Chocolate Babka Cake
Updated: May 23
My maternal grandparents arrived in Israel from Polland on the same boat in 1933. They were both members of a zionist youth movement that believed in the redemption of Eretz Yisrael and the Jewish People through manual labor and the revival of the Hebrew language. They left behind their parents and siblings, not imagining that some years later, they will all be sent to their death. Grandma Leah spent her first years in the Kibbutz and Grandpa Zvi worked in building houses in Tel Aviv. They met two years later and settled down in Rehovot, where my grandpa opened a small shoe repair shop and my grandma stayed home to care for the house and their three children that were born soon after. Saftas (Hebrew for grandma) Leah was a talented, hard-working cook, in her tiny little kitchen there was always something cooking on the stove and in the oven. It was a humble household and nothing went to waste, we grew up with this notion and felt her deep love through the food she made. Today I know that cooking for her was much more than feeding the family she built on a low budget and a way to express love and warmth. The aroma and the flavors of these dishes took her back home to her childhood in Polland, and gave my grandfather, who lost his mother at a very young age, a sense of home.

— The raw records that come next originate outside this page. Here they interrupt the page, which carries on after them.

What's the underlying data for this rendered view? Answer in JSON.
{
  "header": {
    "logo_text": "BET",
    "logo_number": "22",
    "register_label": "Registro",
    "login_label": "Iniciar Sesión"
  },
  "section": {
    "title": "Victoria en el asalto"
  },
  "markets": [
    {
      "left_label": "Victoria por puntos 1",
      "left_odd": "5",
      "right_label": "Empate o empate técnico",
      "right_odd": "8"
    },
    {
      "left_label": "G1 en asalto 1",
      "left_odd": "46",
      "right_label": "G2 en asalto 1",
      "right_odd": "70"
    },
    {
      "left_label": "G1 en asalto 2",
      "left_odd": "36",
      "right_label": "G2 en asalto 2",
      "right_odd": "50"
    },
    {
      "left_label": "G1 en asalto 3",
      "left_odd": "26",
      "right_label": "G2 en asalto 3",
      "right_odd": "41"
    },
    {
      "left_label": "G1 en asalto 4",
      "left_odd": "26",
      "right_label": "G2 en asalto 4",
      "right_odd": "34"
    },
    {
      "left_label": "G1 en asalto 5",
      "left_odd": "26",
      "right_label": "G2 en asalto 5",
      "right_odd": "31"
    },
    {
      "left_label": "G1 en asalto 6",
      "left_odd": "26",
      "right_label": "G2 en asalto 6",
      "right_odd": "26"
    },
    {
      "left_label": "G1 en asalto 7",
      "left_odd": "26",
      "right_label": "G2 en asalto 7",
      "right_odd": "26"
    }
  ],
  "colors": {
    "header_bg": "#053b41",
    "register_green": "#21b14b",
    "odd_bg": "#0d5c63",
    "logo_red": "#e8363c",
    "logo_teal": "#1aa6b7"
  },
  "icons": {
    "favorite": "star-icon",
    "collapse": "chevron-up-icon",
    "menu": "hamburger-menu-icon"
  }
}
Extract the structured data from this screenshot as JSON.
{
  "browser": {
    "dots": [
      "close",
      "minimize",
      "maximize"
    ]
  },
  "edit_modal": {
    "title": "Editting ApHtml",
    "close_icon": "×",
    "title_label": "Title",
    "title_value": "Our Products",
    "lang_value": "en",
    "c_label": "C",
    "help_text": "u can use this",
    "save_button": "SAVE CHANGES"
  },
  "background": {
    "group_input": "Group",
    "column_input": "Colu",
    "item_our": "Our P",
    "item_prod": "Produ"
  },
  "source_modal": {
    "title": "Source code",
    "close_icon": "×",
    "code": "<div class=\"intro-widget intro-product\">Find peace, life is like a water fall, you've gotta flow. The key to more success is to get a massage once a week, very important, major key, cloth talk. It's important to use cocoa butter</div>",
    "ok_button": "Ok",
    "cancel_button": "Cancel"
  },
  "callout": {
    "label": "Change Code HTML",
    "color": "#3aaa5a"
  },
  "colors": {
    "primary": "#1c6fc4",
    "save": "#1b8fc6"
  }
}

This Babka cake was one of Safta Leah's signature dishes, she made the dough the day before and stored it in the fridge overnight. Her long cylinder-shaped cakes were filled with either poppy seeds, homemade jam, sweet cheese and raisins, or chocolate cream, and placed side by side on one sheet pan. I have a vivid memory of these loaded pans coming out of the oven, and of myself sneaking around, waiting impatiently until it will be cooled down and finally separated and sliced.
Makes 4 loaves (to fill standard size 13"x18" sheet pan)
500 gr (3.5 cups) all-purpose unbleached flour
6 gr (2 teaspoons) instant dry yeast (if using active dry yeast, dissolved it first and rehydrate it in water, and allow more time to rise)
100 gr (1/2 cup) sugar
200 gr butter, soften
Pinch of salt
2 eggs + 1 egg for egg wash
120 gr milk (1/2 cup)
1 cup (100 gr) cacao powder
1 1/2 cup (300gr) sugar
100 gr butter
1 teaspoon cinnamon
In the mixer bowl mix milk and yeast. Add the flour, sugar, egg, and salt. Mix at low speed for 3 mins.
Add the soft butter chunks, and continue to mix for 7 min at medium-low speed, until a smooth and sticky dough forms. To scrap the dough from the side of the bowl, add a tablespoon more flour at a time, beating very well in between additions, until it comes together and you can release the dough from the hook attachment.
Stretch the dough to form a ball, dust it with just a bit of flour and place it back in the bowl. Cover with a clean towel or loosely with plastic wrap. Allow it to rise for 30-45 minutes, then refrigerate for at least 3 hours or overnight.
Prepare the filling: in a small saucepan combine sugar, cacao powder, and butter, and mix until smooth and creamy.
Divide the dough into 4 equal pieces, roll each piece into a 12″x16″ rectangle, and spread a thick layer of the filling, leaving a 1" surface with no filling at the far end. Dust with a thin layer of cinnamon.
Roll the dough starting from the end closer to you. Once you have rolled the dough, place it in the baking pan seam side down. Repeat with the other 3 pieces of dough, placing the cylinder on the pan about 2" apart.
Cover the pan loosely with plastic wrap or a clean towel, and let it rise at room temperature for about an hour. Toward the end of the rising time, preheat the oven to 350°F.
Make the egg wash by whisking the egg with 1 Tablespoon of water, then gently brush the cakes' top and sides.
Bake until golden brown, about 30 minutes (check after about 15 mins, then rotate the pans and bake for extra 15-20 mins ).
Remove from the oven and cool completely, then separate the babkas, slice, and serve.
Store any leftover cakes in a ziplock bag and freeze.